“I'd say we have 150 to 200 patients who have been waiting for this drug to come out,” said John Corboy, MD, professor and director of neurology faculty affairs at the University of Colorado School of Medicine, who also serves on the editorial advisory board for Neurology Today. “That's not due to promotion on our part — we generally tell people if you're doing well on a drug there's no reason to stop it — but there's a high level of expectation among patients for this medication, which was not the case when the first or second oral drug came on the market.”
BG-12 requires very little monitoring, unlike fingolimod, teriflunomide, and Biogen's natalizumab (Tysabri), which is administered through an IV drip.
“When I saw the package insert I was impressed by the brevity of it,” said Dr. Corboy. “We're used to black box warnings and long discussions of side effects and lab tests. This requires almost no monitoring, and there's no risk mitigation strategy.”
An oral drug is especially welcome to long-term MS patients who have been injecting themselves with an interferon for so long they have developed induration, and have trouble finding new injection sites. “This is a drug that will be potentially attractive for new starts too because it doesn't have any significant side effects,” said Bruce A. Cohen, MD, a professor in the Davee department of neurology and clinical neurosciences at Northwestern University's Feinberg School of Medicine in Chicago. “Of course, as with any new drug, we don't know what we don't know, and problems may emerge over time, so we'll have to be vigilant, but I would say that this drug offers excellent efficacy and with modest tolerability issues.”

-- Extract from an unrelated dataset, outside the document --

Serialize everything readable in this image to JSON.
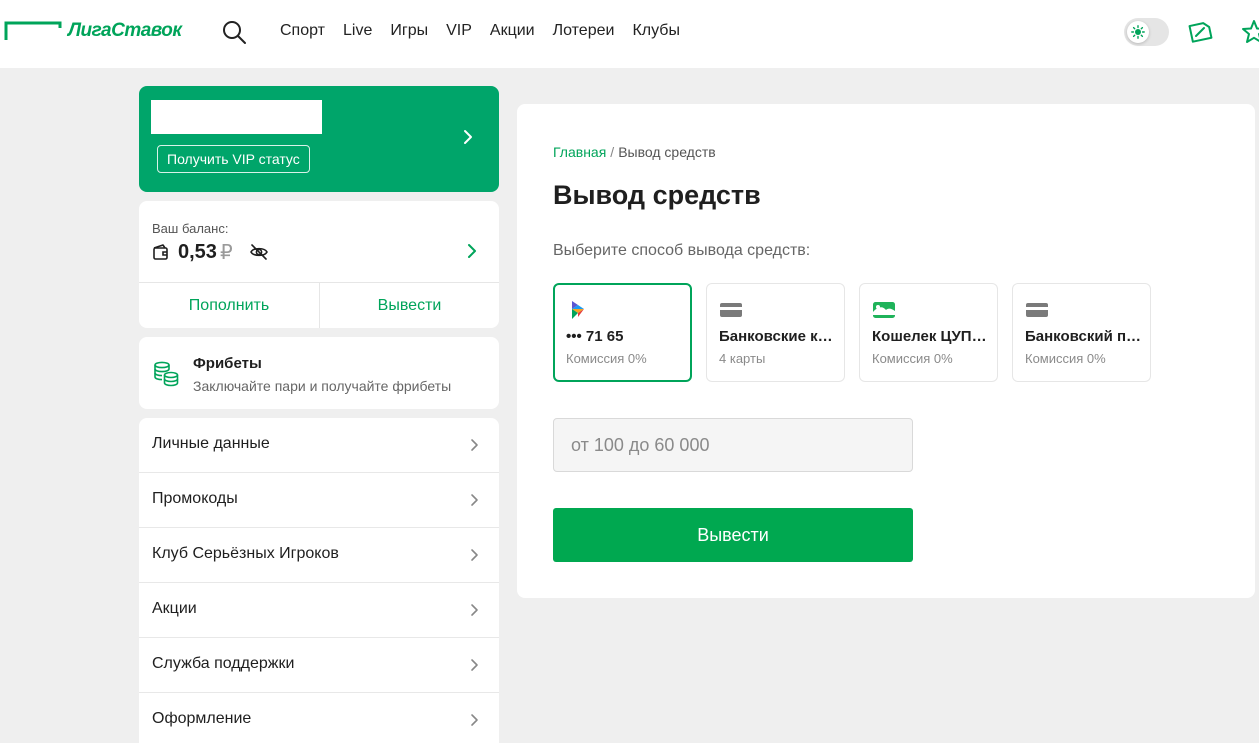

How does the newest MS drug compared with other MS drugs approved by the FDA in the last few years? Although natalizumab reduces relapse rates by about 68 percent, and appears to produce a 50 percent reduction in the probability of sustained disability, the drug brings with it a 1 in 3,000 chance of causing progressive multifocal leukoencephalopathy (PML), which usually causes death or severe disability. The risk of PML is increased in people who carry antibodies for the common John Cunningham, or JC virus, which typically lies dormant in the gastrointestinal tract, but can cross the blood-brain barrier and infect oligodendrocytes and astrocytes.
“We stratify the MS world into two populations — those that are JC antibody negative and those that are JC antibody positive,” said Timothy L. Vollmer, MD, professor and director of clinical research in the University of Colorado School of Medicine's department of neurology. “In JC-negative patients, natalizumab remains a very attractive therapy, but in patients who are infected with the JC virus, the cumulative risk of PML approaches 1 in 400. If chemotherapy or immunosuppressants are involved, the risk approaches 1 in 80.”

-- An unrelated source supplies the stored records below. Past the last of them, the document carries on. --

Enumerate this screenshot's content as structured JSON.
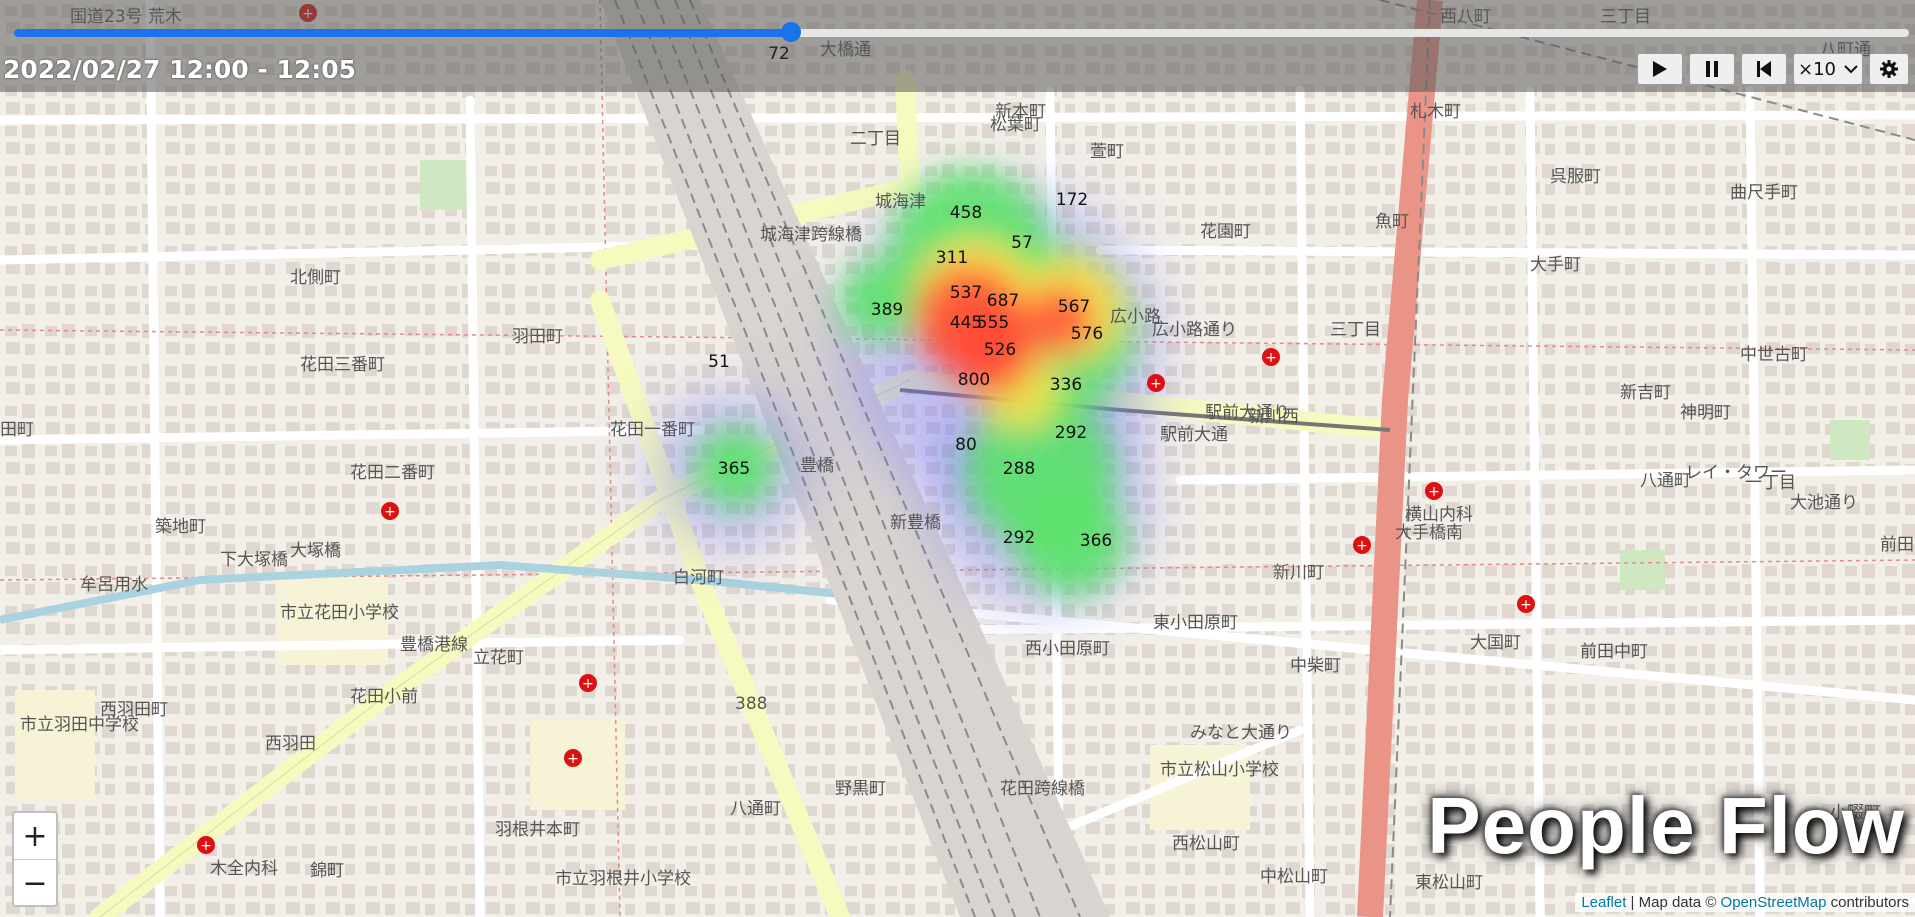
{
  "header": {
    "time_range": "2022/02/27 12:00 - 12:05",
    "slider": {
      "value": 72,
      "value_label": "72",
      "fraction": 0.41
    },
    "speed": "×10"
  },
  "controls": {
    "play": "play-icon",
    "pause": "pause-icon",
    "rewind": "skip-back-icon",
    "settings": "gear-icon"
  },
  "zoom": {
    "in": "+",
    "out": "−"
  },
  "brand": "People Flow",
  "attribution": {
    "leaflet": "Leaflet",
    "sep": " | Map data © ",
    "osm": "OpenStreetMap",
    "tail": " contributors"
  },
  "heat_counts": [
    {
      "label": "458"
    },
    {
      "label": "172"
    },
    {
      "label": "57"
    },
    {
      "label": "311"
    },
    {
      "label": "537"
    },
    {
      "label": "687"
    },
    {
      "label": "567"
    },
    {
      "label": "389"
    },
    {
      "label": "445"
    },
    {
      "label": "555"
    },
    {
      "label": "576"
    },
    {
      "label": "526"
    },
    {
      "label": "51"
    },
    {
      "label": "800"
    },
    {
      "label": "336"
    },
    {
      "label": "292"
    },
    {
      "label": "80"
    },
    {
      "label": "365"
    },
    {
      "label": "288"
    },
    {
      "label": "292"
    },
    {
      "label": "366"
    }
  ],
  "map_labels": [
    "国道23号 荒木",
    "西八町",
    "三丁目",
    "大橋通",
    "八町通",
    "札木町",
    "新本町",
    "松葉町",
    "萱町",
    "二丁目",
    "城海津",
    "城海津跨線橋",
    "花園町",
    "魚町",
    "呉服町",
    "曲尺手町",
    "大手町",
    "北側町",
    "羽田町",
    "広小路",
    "広小路通り",
    "三丁目",
    "花田三番町",
    "中世古町",
    "新吉町",
    "花田一番町",
    "駅前大通り",
    "新川西",
    "神明町",
    "田町",
    "豊橋",
    "駅前大通",
    "花田二番町",
    "一丁目",
    "築地町",
    "新豊橋",
    "大塚橋",
    "下大塚橋",
    "牟呂用水",
    "白河町",
    "新川町",
    "大手橋南",
    "市立花田小学校",
    "東小田原町",
    "大国町",
    "西小田原町",
    "前田中町",
    "立花町",
    "豊橋港線",
    "中柴町",
    "西羽田町",
    "花田小前",
    "388",
    "市立羽田中学校",
    "西羽田",
    "花田跨線橋",
    "野黒町",
    "市立松山小学校",
    "八通町",
    "西松山町",
    "羽根井本町",
    "錦町",
    "木全内科",
    "市立羽根井小学校",
    "中松山町",
    "東松山町",
    "前田",
    "横山内科",
    "レイ・タワー",
    "小畷町",
    "八通町",
    "大池通り",
    "みなと大通り"
  ]
}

Patients who take fingolimod face a small risk of serious side effects, including skin cancer, viral infections, and potentially fatal heart rhythm disturbances.
Teriflunomide can have negative effects on blood pressure, bone marrow, liver, kidneys, skin, peripheral nerves, among other areas.
“I don't see any reason to put patients on first-line injectables now that dimethyl fumarate and fingolimod are available,” said Dr. Vollmer. “I don't know if one is superior to the other — that's still an open question — but we do know that both are superior to the current first-line agents.”
Dimethyl fumarate is likely to take the largest bite out of the market for glatiramer acetate, according to Dr. Corboy. “The main attraction for glatiramer acetate has been safety, and it is a safe drug,” he said, “but if dimethyl fumarate is perceived to be equally safe and oral and better, why would anyone take glatiramer acetate?”